A state Senate panel has advanced a bill giving Alaska’s public employees a choice of retirement systems.

Senate Bill 121 lets state and municipal workers choose either a defined benefit plan – also known as a traditional pension – or a defined contribution plan, like a 401(k) retirement savings account.

During the Murkowski administration the legislature did away with the state’s defined benefit program for all new hires since July 2006. The Parnell administration opposes the current bill.

New Attorney General Plans to ‘Fight the Good Fight’

Dave Donaldson, APRN – Juneau

Newly appointed  Attorney General Michael Geraghty made his first appearance before legislators Thursday to talk about the budget,  pending litigation – and what he calls the state’s “proactive” role in state’s rights litigation.

ConocoPhillips: Current Taxes Cut Long-Term Plans

Dave Donaldson, APRN – Juneau

Discussing the state’s current oil tax regime — called Aces — Conoco-Philips Vice President Scott Jepson told the Senate Resources Committee, “Basically, Aces puts a haircut on your long-term profitability.”

Anaktuvuk Pass Residents Lobby Against Road to Umiat

Annie Feidt, APRN – Anchorage

Residents from Anaktuvuk Pass are in Juneau this week to lobby against a proposed road to Umiat, an area with oil and gas potential.
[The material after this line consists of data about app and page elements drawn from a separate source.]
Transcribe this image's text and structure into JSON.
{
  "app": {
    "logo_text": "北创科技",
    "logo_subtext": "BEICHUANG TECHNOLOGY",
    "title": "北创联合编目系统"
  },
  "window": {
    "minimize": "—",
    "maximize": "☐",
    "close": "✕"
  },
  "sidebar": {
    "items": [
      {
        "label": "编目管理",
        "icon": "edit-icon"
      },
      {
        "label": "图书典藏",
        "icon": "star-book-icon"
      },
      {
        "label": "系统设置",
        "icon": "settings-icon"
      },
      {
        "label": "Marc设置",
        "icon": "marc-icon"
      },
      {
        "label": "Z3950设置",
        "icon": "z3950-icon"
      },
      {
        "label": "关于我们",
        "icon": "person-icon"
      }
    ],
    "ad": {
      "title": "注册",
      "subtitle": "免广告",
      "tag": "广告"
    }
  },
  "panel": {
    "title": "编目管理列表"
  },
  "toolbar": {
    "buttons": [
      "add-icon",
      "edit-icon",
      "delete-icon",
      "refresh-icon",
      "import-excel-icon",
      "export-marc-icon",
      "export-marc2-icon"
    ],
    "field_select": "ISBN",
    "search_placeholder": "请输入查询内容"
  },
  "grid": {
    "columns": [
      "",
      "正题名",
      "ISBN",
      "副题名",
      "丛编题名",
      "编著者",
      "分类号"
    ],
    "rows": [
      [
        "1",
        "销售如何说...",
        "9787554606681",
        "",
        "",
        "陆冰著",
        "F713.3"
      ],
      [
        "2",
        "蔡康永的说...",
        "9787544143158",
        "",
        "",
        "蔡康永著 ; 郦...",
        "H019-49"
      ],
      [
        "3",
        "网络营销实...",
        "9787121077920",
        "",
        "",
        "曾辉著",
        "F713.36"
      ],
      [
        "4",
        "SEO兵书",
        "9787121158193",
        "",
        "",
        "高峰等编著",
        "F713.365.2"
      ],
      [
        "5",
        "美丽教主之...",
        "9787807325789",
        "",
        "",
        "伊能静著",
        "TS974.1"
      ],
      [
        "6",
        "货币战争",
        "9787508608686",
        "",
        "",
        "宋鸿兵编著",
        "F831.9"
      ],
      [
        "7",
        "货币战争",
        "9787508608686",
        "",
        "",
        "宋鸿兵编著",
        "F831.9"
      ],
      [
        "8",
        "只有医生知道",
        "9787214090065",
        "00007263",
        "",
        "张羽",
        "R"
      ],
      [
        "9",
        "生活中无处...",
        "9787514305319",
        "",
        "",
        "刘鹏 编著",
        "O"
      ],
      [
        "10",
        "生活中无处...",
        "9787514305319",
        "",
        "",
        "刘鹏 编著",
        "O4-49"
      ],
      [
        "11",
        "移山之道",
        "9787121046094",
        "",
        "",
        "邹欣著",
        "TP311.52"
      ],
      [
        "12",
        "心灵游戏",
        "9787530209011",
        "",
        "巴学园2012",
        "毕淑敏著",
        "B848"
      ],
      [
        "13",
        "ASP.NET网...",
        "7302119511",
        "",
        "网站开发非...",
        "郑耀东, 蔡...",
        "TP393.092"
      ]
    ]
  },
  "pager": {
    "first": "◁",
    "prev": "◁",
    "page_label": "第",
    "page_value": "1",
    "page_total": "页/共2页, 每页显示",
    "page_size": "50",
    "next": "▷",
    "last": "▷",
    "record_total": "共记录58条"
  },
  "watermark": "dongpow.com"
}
The state wants to build the road as part of its “Roads to Resources” program. But community members say it would disrupt the caribou herds they depend on for subsistence.

A-CAP Report Says Climate Change Predictions Proving True
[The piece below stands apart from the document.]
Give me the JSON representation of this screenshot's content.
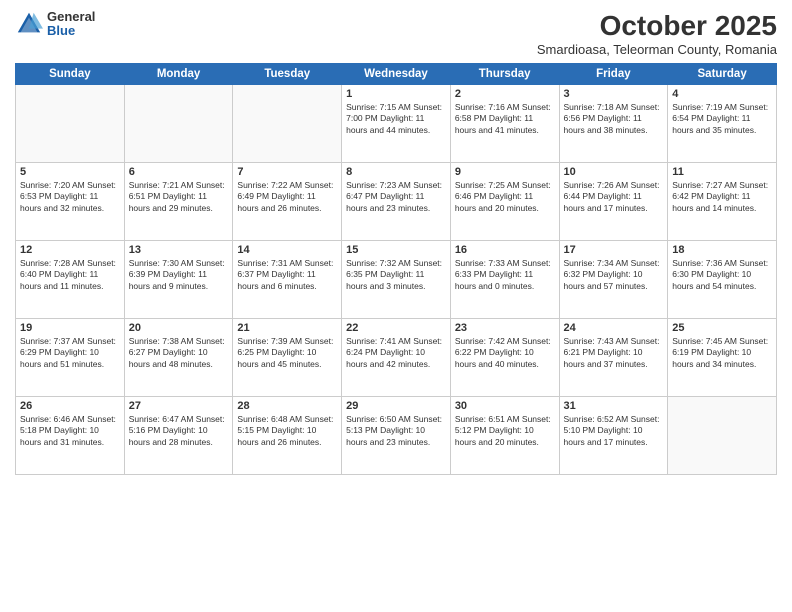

Dan Bross, KUAC – Fairbanks

Climate change predictions are coming true.  That’s the finding in an updated report from the Alaska Center for Climate Assessment and Policy or “A-CAP.”  The recently released draft report includes input from a variety of stakeholders.  It’s one of eight being produced regionally across the country for a National Climate Assessment, as required every five years by federal law.   A-CAP Director Sarah Trainor says the updated Alaska report shows predicted changes coming to fruition across the state.

A-CAP is taking comments of the Alaska chapter for the 2013 National Climate Assessment.  The national report also evaluates effectiveness of climate change mitigation adaptation strategies.

Last-Place Musher Will Be Allowed to Finish Yukon Quest

Emily Schwing, KUAC – Fairbanks

The final teams in the Yukon Quest continue to make their way into Whitehorse, but there are still two at Pelly Crossing, more than 250 trail miles from the finish line.   After Chukotka musher Michael Telpin’s GPS location device stopped working Tuesday, Quest officials sent a snow machine team to find him on the trail.  They located him at the Stepping Stone hospitality stop this afternoon.  Officials say he and his team were in good spirits.   They have decided to allow the Russian rookie to continue his race. Sue Thomas is the Executive Director of the Yukon Quest in Whitehorse.

Michael Telpin is a renowned musher in Russia.  However, he runs dogs mainly along the coastline and on tundra.  He had reservations about running his dogs in the dark and was concerned that he might become disoriented running amongst trees at night.  Marcelle Fressineau, a French Canadian, is running right in front of Telpin.  According to the official rules, the first and last team must run within 60 hours of each other.  But Thomas says officials decided to allow the two to continue the race, unsupported from Dawson City.

Remaining Mushers Making Most of Quest Experience

Emily Schwing, KUAC – Fairbanks

The back of the packers may not be as competitive as the frontrunners, but as KUAC’s Emily Schwing reports, they’re making the most of their Yukon Quest experience.

National Guard Save Man in Red Devil

Angela Denning-Barnes, KYUK – Bethel

A young man in the small Kuskowim River village of Red Devil was saved after two National Guardsmen parachuted through a storm at night to give him medical attention.